**Instructions to follow**
Beginning with the first entry, restate the data word for word and leave out the images.

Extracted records
—————

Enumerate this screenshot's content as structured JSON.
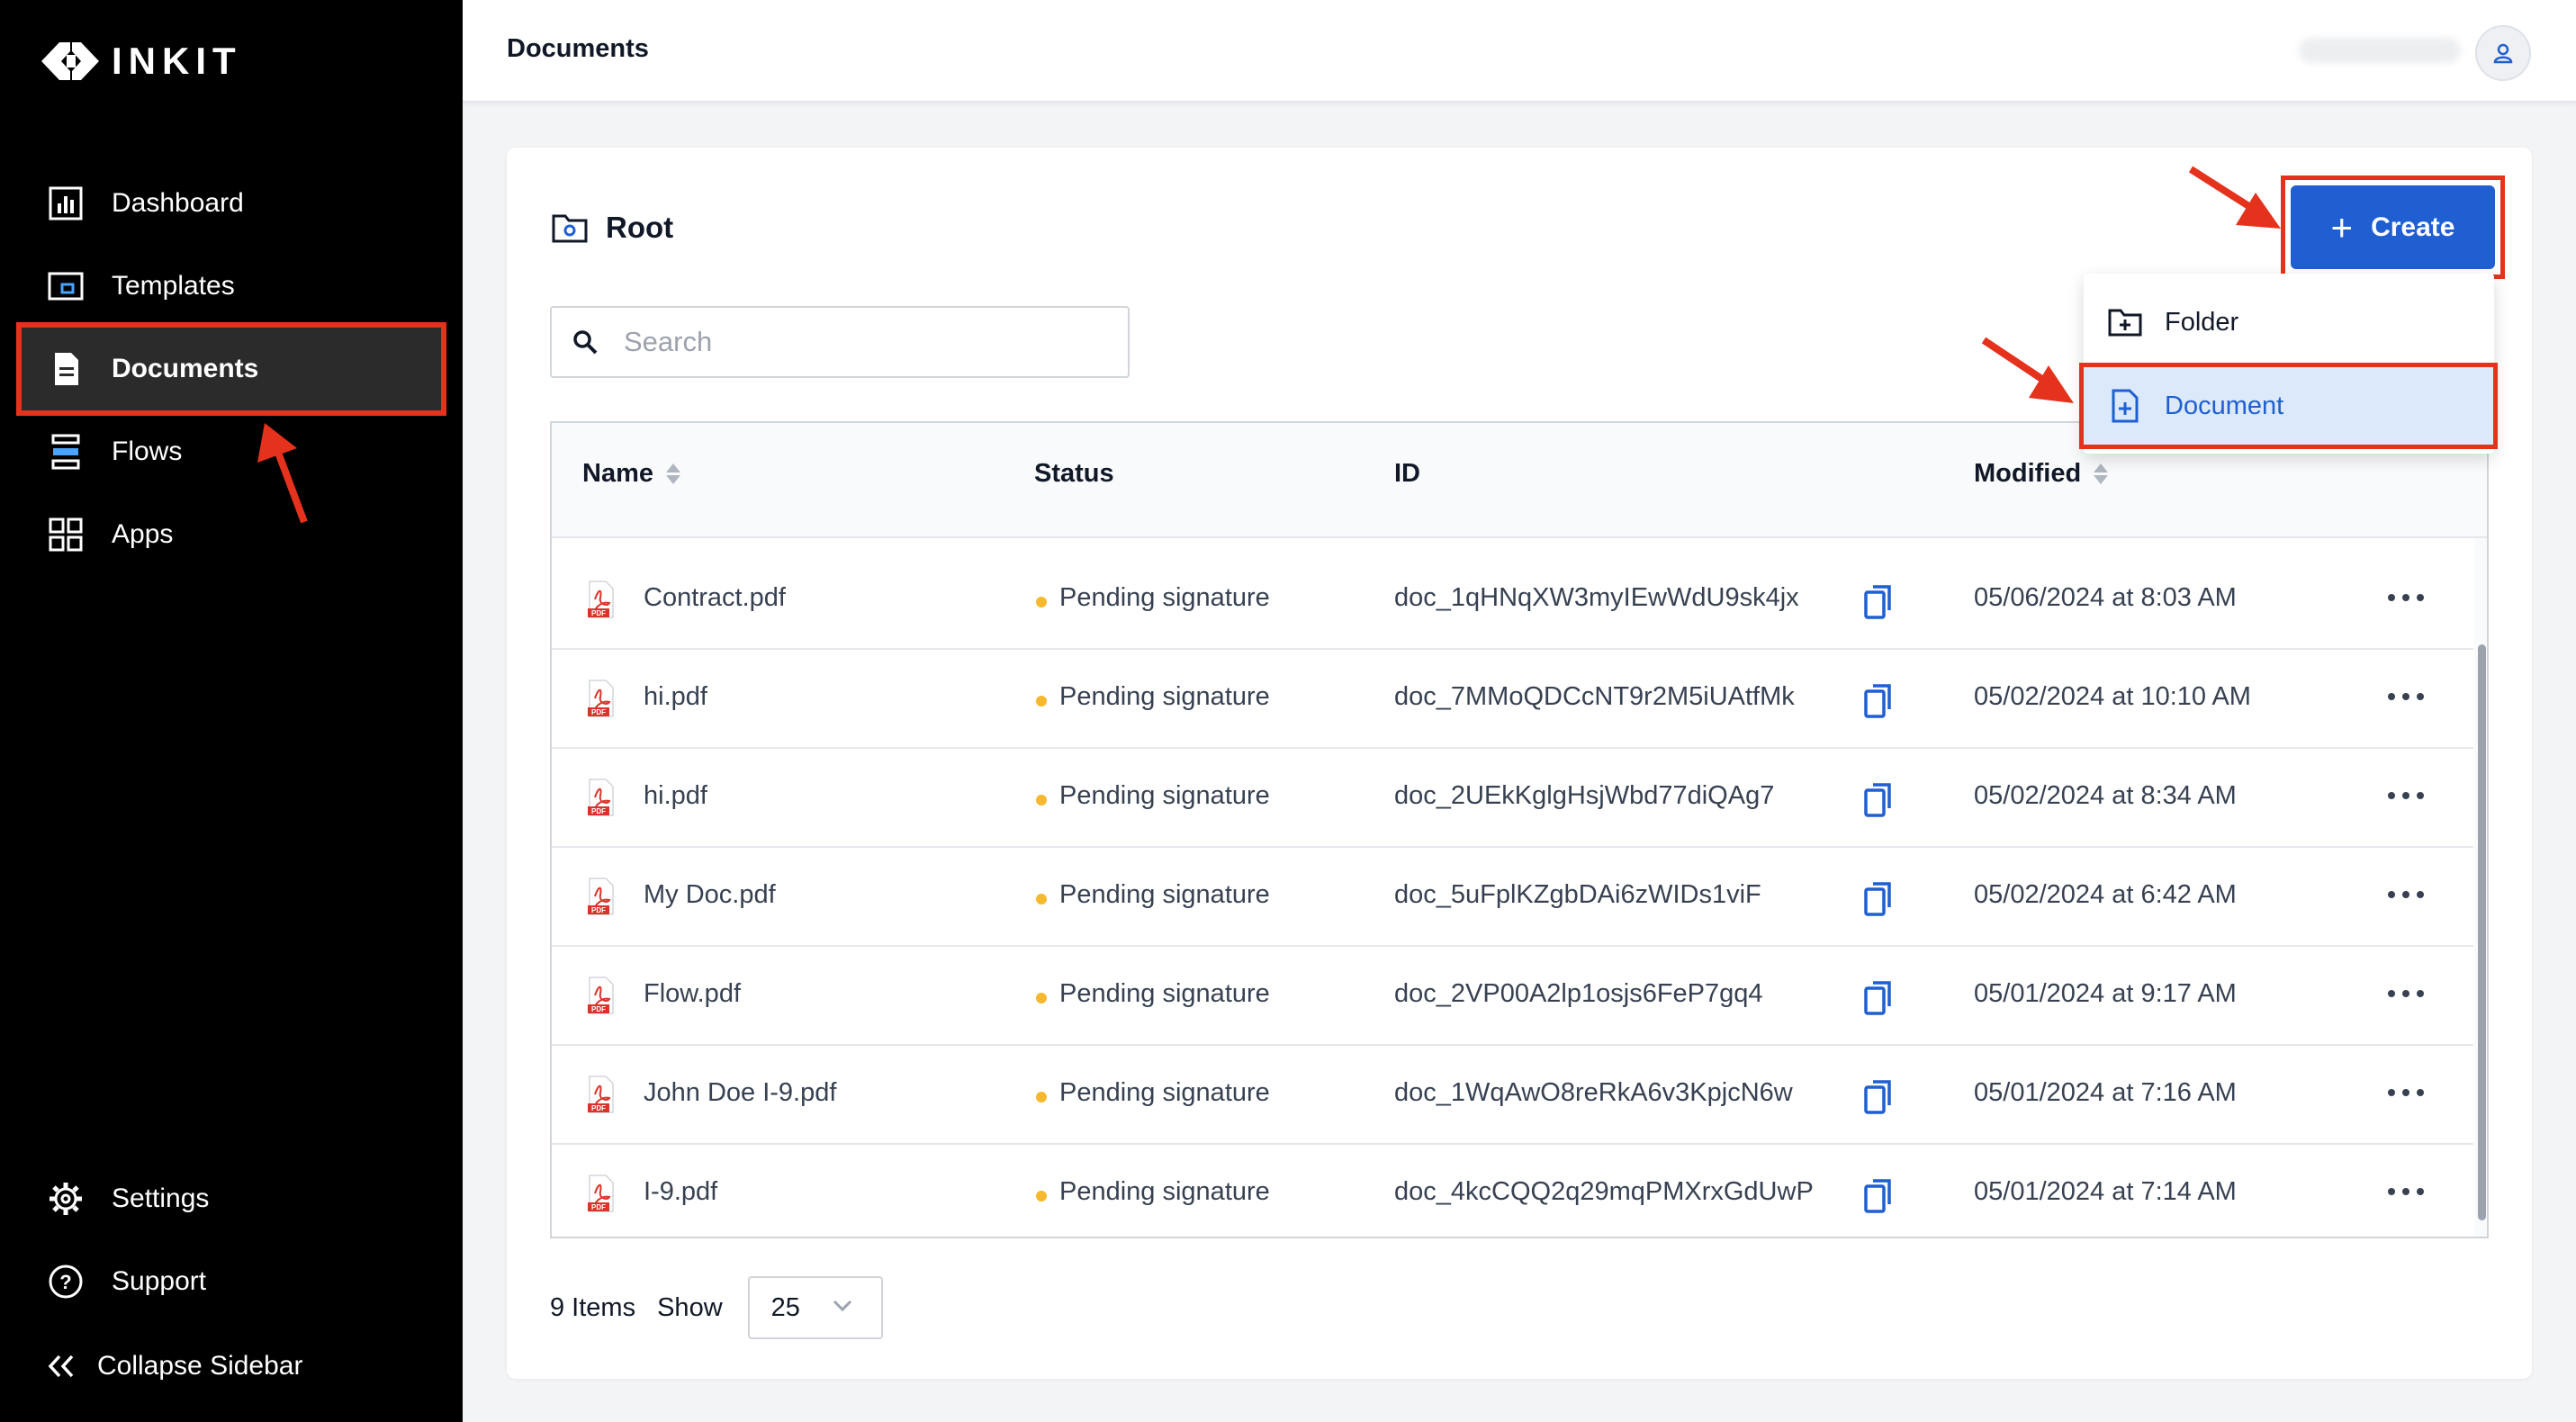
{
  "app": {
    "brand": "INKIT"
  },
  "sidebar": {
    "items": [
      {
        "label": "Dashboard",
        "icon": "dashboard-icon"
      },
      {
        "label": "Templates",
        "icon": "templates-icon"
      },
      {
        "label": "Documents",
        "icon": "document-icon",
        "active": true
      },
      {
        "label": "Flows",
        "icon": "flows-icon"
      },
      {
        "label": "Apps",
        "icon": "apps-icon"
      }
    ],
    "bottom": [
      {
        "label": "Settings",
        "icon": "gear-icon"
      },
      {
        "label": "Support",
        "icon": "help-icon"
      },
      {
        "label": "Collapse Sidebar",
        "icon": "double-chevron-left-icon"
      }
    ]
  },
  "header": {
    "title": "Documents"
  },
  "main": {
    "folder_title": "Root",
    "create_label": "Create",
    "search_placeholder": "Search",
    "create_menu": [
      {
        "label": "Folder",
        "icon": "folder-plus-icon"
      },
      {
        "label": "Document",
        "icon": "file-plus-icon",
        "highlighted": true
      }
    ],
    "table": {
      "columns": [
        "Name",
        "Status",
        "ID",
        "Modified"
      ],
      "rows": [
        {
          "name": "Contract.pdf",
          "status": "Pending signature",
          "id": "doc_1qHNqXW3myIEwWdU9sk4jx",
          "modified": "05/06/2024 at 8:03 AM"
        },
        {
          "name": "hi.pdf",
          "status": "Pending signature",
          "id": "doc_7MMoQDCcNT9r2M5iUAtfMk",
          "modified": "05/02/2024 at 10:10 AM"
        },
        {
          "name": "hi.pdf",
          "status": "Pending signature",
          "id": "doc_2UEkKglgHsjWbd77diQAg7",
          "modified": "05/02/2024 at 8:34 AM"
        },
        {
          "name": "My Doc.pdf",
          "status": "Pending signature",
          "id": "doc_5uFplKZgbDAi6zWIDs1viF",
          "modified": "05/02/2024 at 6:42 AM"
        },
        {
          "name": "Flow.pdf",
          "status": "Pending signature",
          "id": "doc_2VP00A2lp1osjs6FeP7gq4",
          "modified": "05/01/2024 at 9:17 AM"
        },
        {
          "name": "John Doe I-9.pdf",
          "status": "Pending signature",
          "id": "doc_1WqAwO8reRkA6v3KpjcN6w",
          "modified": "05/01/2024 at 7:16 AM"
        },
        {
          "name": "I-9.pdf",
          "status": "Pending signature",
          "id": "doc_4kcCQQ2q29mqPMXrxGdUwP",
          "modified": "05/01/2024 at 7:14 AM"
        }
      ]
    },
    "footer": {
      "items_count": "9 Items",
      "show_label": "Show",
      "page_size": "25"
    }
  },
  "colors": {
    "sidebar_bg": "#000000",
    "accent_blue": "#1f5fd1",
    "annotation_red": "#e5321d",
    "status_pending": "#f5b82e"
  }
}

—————

**Finished task**
Enumerate this screenshot's content as structured JSON.
{
  "app": {
    "brand": "INKIT"
  },
  "sidebar": {
    "items": [
      {
        "label": "Dashboard",
        "icon": "dashboard-icon"
      },
      {
        "label": "Templates",
        "icon": "templates-icon"
      },
      {
        "label": "Documents",
        "icon": "document-icon",
        "active": true
      },
      {
        "label": "Flows",
        "icon": "flows-icon"
      },
      {
        "label": "Apps",
        "icon": "apps-icon"
      }
    ],
    "bottom": [
      {
        "label": "Settings",
        "icon": "gear-icon"
      },
      {
        "label": "Support",
        "icon": "help-icon"
      },
      {
        "label": "Collapse Sidebar",
        "icon": "double-chevron-left-icon"
      }
    ]
  },
  "header": {
    "title": "Documents"
  },
  "main": {
    "folder_title": "Root",
    "create_label": "Create",
    "search_placeholder": "Search",
    "create_menu": [
      {
        "label": "Folder",
        "icon": "folder-plus-icon"
      },
      {
        "label": "Document",
        "icon": "file-plus-icon",
        "highlighted": true
      }
    ],
    "table": {
      "columns": [
        "Name",
        "Status",
        "ID",
        "Modified"
      ],
      "rows": [
        {
          "name": "Contract.pdf",
          "status": "Pending signature",
          "id": "doc_1qHNqXW3myIEwWdU9sk4jx",
          "modified": "05/06/2024 at 8:03 AM"
        },
        {
          "name": "hi.pdf",
          "status": "Pending signature",
          "id": "doc_7MMoQDCcNT9r2M5iUAtfMk",
          "modified": "05/02/2024 at 10:10 AM"
        },
        {
          "name": "hi.pdf",
          "status": "Pending signature",
          "id": "doc_2UEkKglgHsjWbd77diQAg7",
          "modified": "05/02/2024 at 8:34 AM"
        },
        {
          "name": "My Doc.pdf",
          "status": "Pending signature",
          "id": "doc_5uFplKZgbDAi6zWIDs1viF",
          "modified": "05/02/2024 at 6:42 AM"
        },
        {
          "name": "Flow.pdf",
          "status": "Pending signature",
          "id": "doc_2VP00A2lp1osjs6FeP7gq4",
          "modified": "05/01/2024 at 9:17 AM"
        },
        {
          "name": "John Doe I-9.pdf",
          "status": "Pending signature",
          "id": "doc_1WqAwO8reRkA6v3KpjcN6w",
          "modified": "05/01/2024 at 7:16 AM"
        },
        {
          "name": "I-9.pdf",
          "status": "Pending signature",
          "id": "doc_4kcCQQ2q29mqPMXrxGdUwP",
          "modified": "05/01/2024 at 7:14 AM"
        }
      ]
    },
    "footer": {
      "items_count": "9 Items",
      "show_label": "Show",
      "page_size": "25"
    }
  },
  "colors": {
    "sidebar_bg": "#000000",
    "accent_blue": "#1f5fd1",
    "annotation_red": "#e5321d",
    "status_pending": "#f5b82e"
  }
}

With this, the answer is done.